:: EXERCISE PROMPT ::
Please repeat the entries word for word and keep the images out.

:: Page and application data records ::

======

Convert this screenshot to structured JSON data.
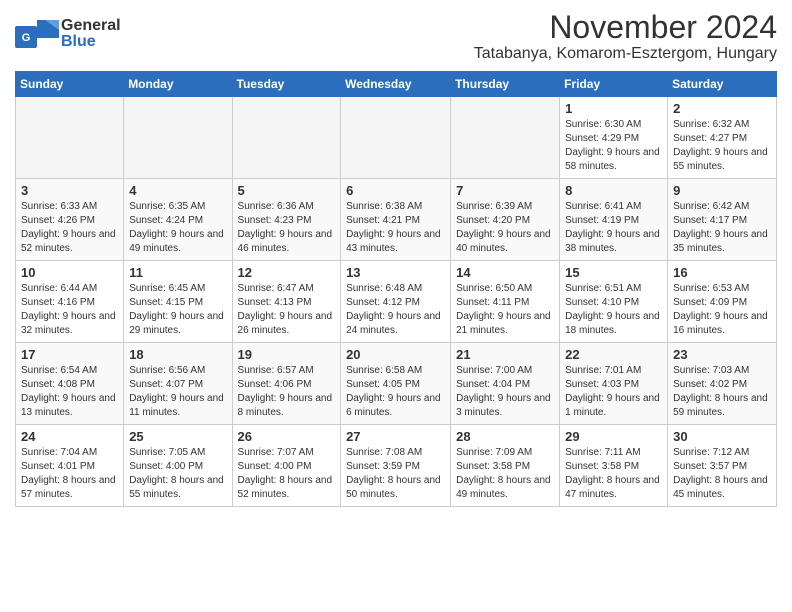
{
  "header": {
    "logo_line1": "General",
    "logo_line2": "Blue",
    "title": "November 2024",
    "subtitle": "Tatabanya, Komarom-Esztergom, Hungary"
  },
  "weekdays": [
    "Sunday",
    "Monday",
    "Tuesday",
    "Wednesday",
    "Thursday",
    "Friday",
    "Saturday"
  ],
  "weeks": [
    [
      {
        "day": "",
        "info": ""
      },
      {
        "day": "",
        "info": ""
      },
      {
        "day": "",
        "info": ""
      },
      {
        "day": "",
        "info": ""
      },
      {
        "day": "",
        "info": ""
      },
      {
        "day": "1",
        "info": "Sunrise: 6:30 AM\nSunset: 4:29 PM\nDaylight: 9 hours and 58 minutes."
      },
      {
        "day": "2",
        "info": "Sunrise: 6:32 AM\nSunset: 4:27 PM\nDaylight: 9 hours and 55 minutes."
      }
    ],
    [
      {
        "day": "3",
        "info": "Sunrise: 6:33 AM\nSunset: 4:26 PM\nDaylight: 9 hours and 52 minutes."
      },
      {
        "day": "4",
        "info": "Sunrise: 6:35 AM\nSunset: 4:24 PM\nDaylight: 9 hours and 49 minutes."
      },
      {
        "day": "5",
        "info": "Sunrise: 6:36 AM\nSunset: 4:23 PM\nDaylight: 9 hours and 46 minutes."
      },
      {
        "day": "6",
        "info": "Sunrise: 6:38 AM\nSunset: 4:21 PM\nDaylight: 9 hours and 43 minutes."
      },
      {
        "day": "7",
        "info": "Sunrise: 6:39 AM\nSunset: 4:20 PM\nDaylight: 9 hours and 40 minutes."
      },
      {
        "day": "8",
        "info": "Sunrise: 6:41 AM\nSunset: 4:19 PM\nDaylight: 9 hours and 38 minutes."
      },
      {
        "day": "9",
        "info": "Sunrise: 6:42 AM\nSunset: 4:17 PM\nDaylight: 9 hours and 35 minutes."
      }
    ],
    [
      {
        "day": "10",
        "info": "Sunrise: 6:44 AM\nSunset: 4:16 PM\nDaylight: 9 hours and 32 minutes."
      },
      {
        "day": "11",
        "info": "Sunrise: 6:45 AM\nSunset: 4:15 PM\nDaylight: 9 hours and 29 minutes."
      },
      {
        "day": "12",
        "info": "Sunrise: 6:47 AM\nSunset: 4:13 PM\nDaylight: 9 hours and 26 minutes."
      },
      {
        "day": "13",
        "info": "Sunrise: 6:48 AM\nSunset: 4:12 PM\nDaylight: 9 hours and 24 minutes."
      },
      {
        "day": "14",
        "info": "Sunrise: 6:50 AM\nSunset: 4:11 PM\nDaylight: 9 hours and 21 minutes."
      },
      {
        "day": "15",
        "info": "Sunrise: 6:51 AM\nSunset: 4:10 PM\nDaylight: 9 hours and 18 minutes."
      },
      {
        "day": "16",
        "info": "Sunrise: 6:53 AM\nSunset: 4:09 PM\nDaylight: 9 hours and 16 minutes."
      }
    ],
    [
      {
        "day": "17",
        "info": "Sunrise: 6:54 AM\nSunset: 4:08 PM\nDaylight: 9 hours and 13 minutes."
      },
      {
        "day": "18",
        "info": "Sunrise: 6:56 AM\nSunset: 4:07 PM\nDaylight: 9 hours and 11 minutes."
      },
      {
        "day": "19",
        "info": "Sunrise: 6:57 AM\nSunset: 4:06 PM\nDaylight: 9 hours and 8 minutes."
      },
      {
        "day": "20",
        "info": "Sunrise: 6:58 AM\nSunset: 4:05 PM\nDaylight: 9 hours and 6 minutes."
      },
      {
        "day": "21",
        "info": "Sunrise: 7:00 AM\nSunset: 4:04 PM\nDaylight: 9 hours and 3 minutes."
      },
      {
        "day": "22",
        "info": "Sunrise: 7:01 AM\nSunset: 4:03 PM\nDaylight: 9 hours and 1 minute."
      },
      {
        "day": "23",
        "info": "Sunrise: 7:03 AM\nSunset: 4:02 PM\nDaylight: 8 hours and 59 minutes."
      }
    ],
    [
      {
        "day": "24",
        "info": "Sunrise: 7:04 AM\nSunset: 4:01 PM\nDaylight: 8 hours and 57 minutes."
      },
      {
        "day": "25",
        "info": "Sunrise: 7:05 AM\nSunset: 4:00 PM\nDaylight: 8 hours and 55 minutes."
      },
      {
        "day": "26",
        "info": "Sunrise: 7:07 AM\nSunset: 4:00 PM\nDaylight: 8 hours and 52 minutes."
      },
      {
        "day": "27",
        "info": "Sunrise: 7:08 AM\nSunset: 3:59 PM\nDaylight: 8 hours and 50 minutes."
      },
      {
        "day": "28",
        "info": "Sunrise: 7:09 AM\nSunset: 3:58 PM\nDaylight: 8 hours and 49 minutes."
      },
      {
        "day": "29",
        "info": "Sunrise: 7:11 AM\nSunset: 3:58 PM\nDaylight: 8 hours and 47 minutes."
      },
      {
        "day": "30",
        "info": "Sunrise: 7:12 AM\nSunset: 3:57 PM\nDaylight: 8 hours and 45 minutes."
      }
    ]
  ]
}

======

:: RESULT FOR THIS EXERCISE ::
Convert this screenshot to structured JSON data.
{
  "header": {
    "logo_line1": "General",
    "logo_line2": "Blue",
    "title": "November 2024",
    "subtitle": "Tatabanya, Komarom-Esztergom, Hungary"
  },
  "weekdays": [
    "Sunday",
    "Monday",
    "Tuesday",
    "Wednesday",
    "Thursday",
    "Friday",
    "Saturday"
  ],
  "weeks": [
    [
      {
        "day": "",
        "info": ""
      },
      {
        "day": "",
        "info": ""
      },
      {
        "day": "",
        "info": ""
      },
      {
        "day": "",
        "info": ""
      },
      {
        "day": "",
        "info": ""
      },
      {
        "day": "1",
        "info": "Sunrise: 6:30 AM\nSunset: 4:29 PM\nDaylight: 9 hours and 58 minutes."
      },
      {
        "day": "2",
        "info": "Sunrise: 6:32 AM\nSunset: 4:27 PM\nDaylight: 9 hours and 55 minutes."
      }
    ],
    [
      {
        "day": "3",
        "info": "Sunrise: 6:33 AM\nSunset: 4:26 PM\nDaylight: 9 hours and 52 minutes."
      },
      {
        "day": "4",
        "info": "Sunrise: 6:35 AM\nSunset: 4:24 PM\nDaylight: 9 hours and 49 minutes."
      },
      {
        "day": "5",
        "info": "Sunrise: 6:36 AM\nSunset: 4:23 PM\nDaylight: 9 hours and 46 minutes."
      },
      {
        "day": "6",
        "info": "Sunrise: 6:38 AM\nSunset: 4:21 PM\nDaylight: 9 hours and 43 minutes."
      },
      {
        "day": "7",
        "info": "Sunrise: 6:39 AM\nSunset: 4:20 PM\nDaylight: 9 hours and 40 minutes."
      },
      {
        "day": "8",
        "info": "Sunrise: 6:41 AM\nSunset: 4:19 PM\nDaylight: 9 hours and 38 minutes."
      },
      {
        "day": "9",
        "info": "Sunrise: 6:42 AM\nSunset: 4:17 PM\nDaylight: 9 hours and 35 minutes."
      }
    ],
    [
      {
        "day": "10",
        "info": "Sunrise: 6:44 AM\nSunset: 4:16 PM\nDaylight: 9 hours and 32 minutes."
      },
      {
        "day": "11",
        "info": "Sunrise: 6:45 AM\nSunset: 4:15 PM\nDaylight: 9 hours and 29 minutes."
      },
      {
        "day": "12",
        "info": "Sunrise: 6:47 AM\nSunset: 4:13 PM\nDaylight: 9 hours and 26 minutes."
      },
      {
        "day": "13",
        "info": "Sunrise: 6:48 AM\nSunset: 4:12 PM\nDaylight: 9 hours and 24 minutes."
      },
      {
        "day": "14",
        "info": "Sunrise: 6:50 AM\nSunset: 4:11 PM\nDaylight: 9 hours and 21 minutes."
      },
      {
        "day": "15",
        "info": "Sunrise: 6:51 AM\nSunset: 4:10 PM\nDaylight: 9 hours and 18 minutes."
      },
      {
        "day": "16",
        "info": "Sunrise: 6:53 AM\nSunset: 4:09 PM\nDaylight: 9 hours and 16 minutes."
      }
    ],
    [
      {
        "day": "17",
        "info": "Sunrise: 6:54 AM\nSunset: 4:08 PM\nDaylight: 9 hours and 13 minutes."
      },
      {
        "day": "18",
        "info": "Sunrise: 6:56 AM\nSunset: 4:07 PM\nDaylight: 9 hours and 11 minutes."
      },
      {
        "day": "19",
        "info": "Sunrise: 6:57 AM\nSunset: 4:06 PM\nDaylight: 9 hours and 8 minutes."
      },
      {
        "day": "20",
        "info": "Sunrise: 6:58 AM\nSunset: 4:05 PM\nDaylight: 9 hours and 6 minutes."
      },
      {
        "day": "21",
        "info": "Sunrise: 7:00 AM\nSunset: 4:04 PM\nDaylight: 9 hours and 3 minutes."
      },
      {
        "day": "22",
        "info": "Sunrise: 7:01 AM\nSunset: 4:03 PM\nDaylight: 9 hours and 1 minute."
      },
      {
        "day": "23",
        "info": "Sunrise: 7:03 AM\nSunset: 4:02 PM\nDaylight: 8 hours and 59 minutes."
      }
    ],
    [
      {
        "day": "24",
        "info": "Sunrise: 7:04 AM\nSunset: 4:01 PM\nDaylight: 8 hours and 57 minutes."
      },
      {
        "day": "25",
        "info": "Sunrise: 7:05 AM\nSunset: 4:00 PM\nDaylight: 8 hours and 55 minutes."
      },
      {
        "day": "26",
        "info": "Sunrise: 7:07 AM\nSunset: 4:00 PM\nDaylight: 8 hours and 52 minutes."
      },
      {
        "day": "27",
        "info": "Sunrise: 7:08 AM\nSunset: 3:59 PM\nDaylight: 8 hours and 50 minutes."
      },
      {
        "day": "28",
        "info": "Sunrise: 7:09 AM\nSunset: 3:58 PM\nDaylight: 8 hours and 49 minutes."
      },
      {
        "day": "29",
        "info": "Sunrise: 7:11 AM\nSunset: 3:58 PM\nDaylight: 8 hours and 47 minutes."
      },
      {
        "day": "30",
        "info": "Sunrise: 7:12 AM\nSunset: 3:57 PM\nDaylight: 8 hours and 45 minutes."
      }
    ]
  ]
}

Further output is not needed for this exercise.